> [Exercise]
Copy all of the records word for word.

> [Element data from apps and pages]
========================================================================

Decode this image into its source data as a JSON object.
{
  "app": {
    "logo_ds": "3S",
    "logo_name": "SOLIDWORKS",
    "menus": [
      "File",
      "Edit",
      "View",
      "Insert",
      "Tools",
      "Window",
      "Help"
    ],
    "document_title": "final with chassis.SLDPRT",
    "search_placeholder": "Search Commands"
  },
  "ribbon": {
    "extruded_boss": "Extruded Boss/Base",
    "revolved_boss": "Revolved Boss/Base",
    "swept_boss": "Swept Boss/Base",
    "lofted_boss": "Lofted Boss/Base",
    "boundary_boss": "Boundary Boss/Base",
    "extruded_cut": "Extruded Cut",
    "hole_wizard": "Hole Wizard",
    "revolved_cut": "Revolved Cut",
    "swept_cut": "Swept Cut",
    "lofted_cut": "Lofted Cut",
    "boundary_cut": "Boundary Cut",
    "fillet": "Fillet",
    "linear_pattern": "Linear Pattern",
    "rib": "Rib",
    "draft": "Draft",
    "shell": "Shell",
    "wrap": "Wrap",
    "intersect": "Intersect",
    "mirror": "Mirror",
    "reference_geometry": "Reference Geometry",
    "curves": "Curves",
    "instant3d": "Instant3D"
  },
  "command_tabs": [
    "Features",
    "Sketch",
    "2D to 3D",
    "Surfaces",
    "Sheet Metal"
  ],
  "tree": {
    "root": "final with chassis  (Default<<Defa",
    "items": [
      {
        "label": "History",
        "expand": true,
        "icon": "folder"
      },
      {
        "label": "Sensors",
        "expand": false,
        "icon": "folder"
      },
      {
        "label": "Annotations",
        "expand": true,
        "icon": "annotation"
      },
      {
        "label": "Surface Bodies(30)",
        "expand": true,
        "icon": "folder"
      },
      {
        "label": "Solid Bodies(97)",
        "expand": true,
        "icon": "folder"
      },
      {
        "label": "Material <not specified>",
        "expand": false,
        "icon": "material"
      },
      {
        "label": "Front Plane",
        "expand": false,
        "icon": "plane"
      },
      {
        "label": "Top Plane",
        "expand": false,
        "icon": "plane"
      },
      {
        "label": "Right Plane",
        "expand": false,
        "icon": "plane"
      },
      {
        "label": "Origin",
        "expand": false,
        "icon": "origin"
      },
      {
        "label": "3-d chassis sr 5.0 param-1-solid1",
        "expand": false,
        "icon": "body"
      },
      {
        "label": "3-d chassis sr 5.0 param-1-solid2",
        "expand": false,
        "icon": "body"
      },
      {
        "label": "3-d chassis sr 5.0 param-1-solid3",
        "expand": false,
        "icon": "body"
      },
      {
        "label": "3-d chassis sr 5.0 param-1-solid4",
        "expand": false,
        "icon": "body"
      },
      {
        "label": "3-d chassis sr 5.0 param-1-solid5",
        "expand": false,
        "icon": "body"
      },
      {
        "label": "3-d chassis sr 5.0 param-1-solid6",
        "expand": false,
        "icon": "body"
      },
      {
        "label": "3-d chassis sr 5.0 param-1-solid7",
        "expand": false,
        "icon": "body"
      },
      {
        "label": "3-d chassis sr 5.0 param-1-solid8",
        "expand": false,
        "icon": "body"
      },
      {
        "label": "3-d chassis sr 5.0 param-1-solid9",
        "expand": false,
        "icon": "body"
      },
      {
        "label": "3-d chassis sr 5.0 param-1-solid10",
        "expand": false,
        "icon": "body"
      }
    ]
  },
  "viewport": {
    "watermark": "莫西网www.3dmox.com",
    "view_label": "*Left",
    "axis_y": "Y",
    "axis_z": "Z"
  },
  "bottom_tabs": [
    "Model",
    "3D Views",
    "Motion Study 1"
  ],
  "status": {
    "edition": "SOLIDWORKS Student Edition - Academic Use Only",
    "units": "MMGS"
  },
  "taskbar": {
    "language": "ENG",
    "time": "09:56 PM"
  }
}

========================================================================

> [Task output]
Decode this image into its source data as a JSON object.
{
  "app": {
    "logo_ds": "3S",
    "logo_name": "SOLIDWORKS",
    "menus": [
      "File",
      "Edit",
      "View",
      "Insert",
      "Tools",
      "Window",
      "Help"
    ],
    "document_title": "final with chassis.SLDPRT",
    "search_placeholder": "Search Commands"
  },
  "ribbon": {
    "extruded_boss": "Extruded Boss/Base",
    "revolved_boss": "Revolved Boss/Base",
    "swept_boss": "Swept Boss/Base",
    "lofted_boss": "Lofted Boss/Base",
    "boundary_boss": "Boundary Boss/Base",
    "extruded_cut": "Extruded Cut",
    "hole_wizard": "Hole Wizard",
    "revolved_cut": "Revolved Cut",
    "swept_cut": "Swept Cut",
    "lofted_cut": "Lofted Cut",
    "boundary_cut": "Boundary Cut",
    "fillet": "Fillet",
    "linear_pattern": "Linear Pattern",
    "rib": "Rib",
    "draft": "Draft",
    "shell": "Shell",
    "wrap": "Wrap",
    "intersect": "Intersect",
    "mirror": "Mirror",
    "reference_geometry": "Reference Geometry",
    "curves": "Curves",
    "instant3d": "Instant3D"
  },
  "command_tabs": [
    "Features",
    "Sketch",
    "2D to 3D",
    "Surfaces",
    "Sheet Metal"
  ],
  "tree": {
    "root": "final with chassis  (Default<<Defa",
    "items": [
      {
        "label": "History",
        "expand": true,
        "icon": "folder"
      },
      {
        "label": "Sensors",
        "expand": false,
        "icon": "folder"
      },
      {
        "label": "Annotations",
        "expand": true,
        "icon": "annotation"
      },
      {
        "label": "Surface Bodies(30)",
        "expand": true,
        "icon": "folder"
      },
      {
        "label": "Solid Bodies(97)",
        "expand": true,
        "icon": "folder"
      },
      {
        "label": "Material <not specified>",
        "expand": false,
        "icon": "material"
      },
      {
        "label": "Front Plane",
        "expand": false,
        "icon": "plane"
      },
      {
        "label": "Top Plane",
        "expand": false,
        "icon": "plane"
      },
      {
        "label": "Right Plane",
        "expand": false,
        "icon": "plane"
      },
      {
        "label": "Origin",
        "expand": false,
        "icon": "origin"
      },
      {
        "label": "3-d chassis sr 5.0 param-1-solid1",
        "expand": false,
        "icon": "body"
      },
      {
        "label": "3-d chassis sr 5.0 param-1-solid2",
        "expand": false,
        "icon": "body"
      },
      {
        "label": "3-d chassis sr 5.0 param-1-solid3",
        "expand": false,
        "icon": "body"
      },
      {
        "label": "3-d chassis sr 5.0 param-1-solid4",
        "expand": false,
        "icon": "body"
      },
      {
        "label": "3-d chassis sr 5.0 param-1-solid5",
        "expand": false,
        "icon": "body"
      },
      {
        "label": "3-d chassis sr 5.0 param-1-solid6",
        "expand": false,
        "icon": "body"
      },
      {
        "label": "3-d chassis sr 5.0 param-1-solid7",
        "expand": false,
        "icon": "body"
      },
      {
        "label": "3-d chassis sr 5.0 param-1-solid8",
        "expand": false,
        "icon": "body"
      },
      {
        "label": "3-d chassis sr 5.0 param-1-solid9",
        "expand": false,
        "icon": "body"
      },
      {
        "label": "3-d chassis sr 5.0 param-1-solid10",
        "expand": false,
        "icon": "body"
      }
    ]
  },
  "viewport": {
    "watermark": "莫西网www.3dmox.com",
    "view_label": "*Left",
    "axis_y": "Y",
    "axis_z": "Z"
  },
  "bottom_tabs": [
    "Model",
    "3D Views",
    "Motion Study 1"
  ],
  "status": {
    "edition": "SOLIDWORKS Student Edition - Academic Use Only",
    "units": "MMGS"
  },
  "taskbar": {
    "language": "ENG",
    "time": "09:56 PM"
  }
}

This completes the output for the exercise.